*Prompt*. Print out each record below, unaltered and complete, without its images.

*Extracted data*.

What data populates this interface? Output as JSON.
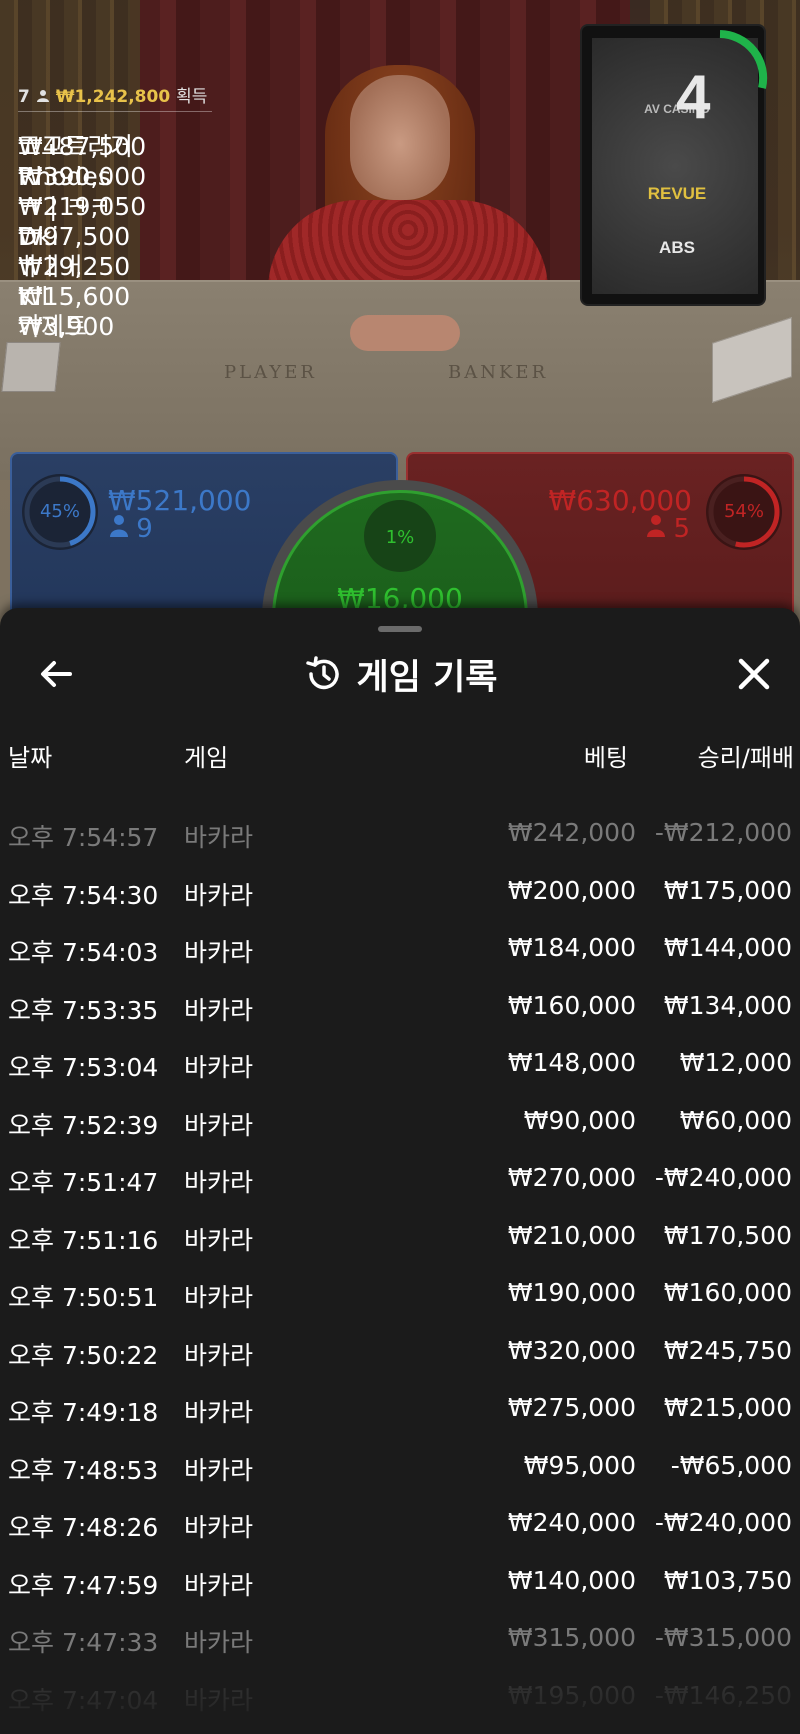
{
  "leaderboard": {
    "winners_count": "7",
    "total_amount": "₩1,242,800",
    "total_label": "획득",
    "entries": [
      {
        "amount": "₩487,500",
        "name": "고고트리거"
      },
      {
        "amount": "₩390,000",
        "name": "Rhodes"
      },
      {
        "amount": "₩219,050",
        "name": "ㅋ | ㅋㅋ"
      },
      {
        "amount": "₩97,500",
        "name": "Dki"
      },
      {
        "amount": "₩29,250",
        "name": "ㅐㅐㅐ"
      },
      {
        "amount": "₩15,600",
        "name": "Kll"
      },
      {
        "amount": "₩3,900",
        "name": "가제트"
      }
    ]
  },
  "video": {
    "table_player": "PLAYER",
    "table_banker": "BANKER",
    "monitor_logos": [
      "AV CASINO",
      "REVUE",
      "ABS"
    ],
    "round_countdown": "4"
  },
  "bets": {
    "player": {
      "percent_text": "45%",
      "percent": 45,
      "amount": "₩521,000",
      "players": "9",
      "color": "#3c78c8"
    },
    "banker": {
      "percent_text": "54%",
      "percent": 54,
      "amount": "₩630,000",
      "players": "5",
      "color": "#c02424"
    },
    "tie": {
      "percent_text": "1%",
      "percent": 1,
      "amount": "₩16,000",
      "color": "#2fc02f"
    }
  },
  "history": {
    "title": "게임 기록",
    "columns": {
      "date": "날짜",
      "game": "게임",
      "bet": "베팅",
      "result": "승리/패배"
    },
    "rows": [
      {
        "time": "오후 7:54:57",
        "game": "바카라",
        "bet": "₩242,000",
        "result": "-₩212,000"
      },
      {
        "time": "오후 7:54:30",
        "game": "바카라",
        "bet": "₩200,000",
        "result": "₩175,000"
      },
      {
        "time": "오후 7:54:03",
        "game": "바카라",
        "bet": "₩184,000",
        "result": "₩144,000"
      },
      {
        "time": "오후 7:53:35",
        "game": "바카라",
        "bet": "₩160,000",
        "result": "₩134,000"
      },
      {
        "time": "오후 7:53:04",
        "game": "바카라",
        "bet": "₩148,000",
        "result": "₩12,000"
      },
      {
        "time": "오후 7:52:39",
        "game": "바카라",
        "bet": "₩90,000",
        "result": "₩60,000"
      },
      {
        "time": "오후 7:51:47",
        "game": "바카라",
        "bet": "₩270,000",
        "result": "-₩240,000"
      },
      {
        "time": "오후 7:51:16",
        "game": "바카라",
        "bet": "₩210,000",
        "result": "₩170,500"
      },
      {
        "time": "오후 7:50:51",
        "game": "바카라",
        "bet": "₩190,000",
        "result": "₩160,000"
      },
      {
        "time": "오후 7:50:22",
        "game": "바카라",
        "bet": "₩320,000",
        "result": "₩245,750"
      },
      {
        "time": "오후 7:49:18",
        "game": "바카라",
        "bet": "₩275,000",
        "result": "₩215,000"
      },
      {
        "time": "오후 7:48:53",
        "game": "바카라",
        "bet": "₩95,000",
        "result": "-₩65,000"
      },
      {
        "time": "오후 7:48:26",
        "game": "바카라",
        "bet": "₩240,000",
        "result": "-₩240,000"
      },
      {
        "time": "오후 7:47:59",
        "game": "바카라",
        "bet": "₩140,000",
        "result": "₩103,750"
      },
      {
        "time": "오후 7:47:33",
        "game": "바카라",
        "bet": "₩315,000",
        "result": "-₩315,000"
      },
      {
        "time": "오후 7:47:04",
        "game": "바카라",
        "bet": "₩195,000",
        "result": "-₩146,250"
      }
    ]
  },
  "icons": {
    "back": "arrow-left-icon",
    "close": "close-icon",
    "history": "history-clock-icon",
    "person": "person-icon"
  }
}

*Final answer*.
What data populates this interface? Output as JSON.
{
  "leaderboard": {
    "winners_count": "7",
    "total_amount": "₩1,242,800",
    "total_label": "획득",
    "entries": [
      {
        "amount": "₩487,500",
        "name": "고고트리거"
      },
      {
        "amount": "₩390,000",
        "name": "Rhodes"
      },
      {
        "amount": "₩219,050",
        "name": "ㅋ | ㅋㅋ"
      },
      {
        "amount": "₩97,500",
        "name": "Dki"
      },
      {
        "amount": "₩29,250",
        "name": "ㅐㅐㅐ"
      },
      {
        "amount": "₩15,600",
        "name": "Kll"
      },
      {
        "amount": "₩3,900",
        "name": "가제트"
      }
    ]
  },
  "video": {
    "table_player": "PLAYER",
    "table_banker": "BANKER",
    "monitor_logos": [
      "AV CASINO",
      "REVUE",
      "ABS"
    ],
    "round_countdown": "4"
  },
  "bets": {
    "player": {
      "percent_text": "45%",
      "percent": 45,
      "amount": "₩521,000",
      "players": "9",
      "color": "#3c78c8"
    },
    "banker": {
      "percent_text": "54%",
      "percent": 54,
      "amount": "₩630,000",
      "players": "5",
      "color": "#c02424"
    },
    "tie": {
      "percent_text": "1%",
      "percent": 1,
      "amount": "₩16,000",
      "color": "#2fc02f"
    }
  },
  "history": {
    "title": "게임 기록",
    "columns": {
      "date": "날짜",
      "game": "게임",
      "bet": "베팅",
      "result": "승리/패배"
    },
    "rows": [
      {
        "time": "오후 7:54:57",
        "game": "바카라",
        "bet": "₩242,000",
        "result": "-₩212,000"
      },
      {
        "time": "오후 7:54:30",
        "game": "바카라",
        "bet": "₩200,000",
        "result": "₩175,000"
      },
      {
        "time": "오후 7:54:03",
        "game": "바카라",
        "bet": "₩184,000",
        "result": "₩144,000"
      },
      {
        "time": "오후 7:53:35",
        "game": "바카라",
        "bet": "₩160,000",
        "result": "₩134,000"
      },
      {
        "time": "오후 7:53:04",
        "game": "바카라",
        "bet": "₩148,000",
        "result": "₩12,000"
      },
      {
        "time": "오후 7:52:39",
        "game": "바카라",
        "bet": "₩90,000",
        "result": "₩60,000"
      },
      {
        "time": "오후 7:51:47",
        "game": "바카라",
        "bet": "₩270,000",
        "result": "-₩240,000"
      },
      {
        "time": "오후 7:51:16",
        "game": "바카라",
        "bet": "₩210,000",
        "result": "₩170,500"
      },
      {
        "time": "오후 7:50:51",
        "game": "바카라",
        "bet": "₩190,000",
        "result": "₩160,000"
      },
      {
        "time": "오후 7:50:22",
        "game": "바카라",
        "bet": "₩320,000",
        "result": "₩245,750"
      },
      {
        "time": "오후 7:49:18",
        "game": "바카라",
        "bet": "₩275,000",
        "result": "₩215,000"
      },
      {
        "time": "오후 7:48:53",
        "game": "바카라",
        "bet": "₩95,000",
        "result": "-₩65,000"
      },
      {
        "time": "오후 7:48:26",
        "game": "바카라",
        "bet": "₩240,000",
        "result": "-₩240,000"
      },
      {
        "time": "오후 7:47:59",
        "game": "바카라",
        "bet": "₩140,000",
        "result": "₩103,750"
      },
      {
        "time": "오후 7:47:33",
        "game": "바카라",
        "bet": "₩315,000",
        "result": "-₩315,000"
      },
      {
        "time": "오후 7:47:04",
        "game": "바카라",
        "bet": "₩195,000",
        "result": "-₩146,250"
      }
    ]
  },
  "icons": {
    "back": "arrow-left-icon",
    "close": "close-icon",
    "history": "history-clock-icon",
    "person": "person-icon"
  }
}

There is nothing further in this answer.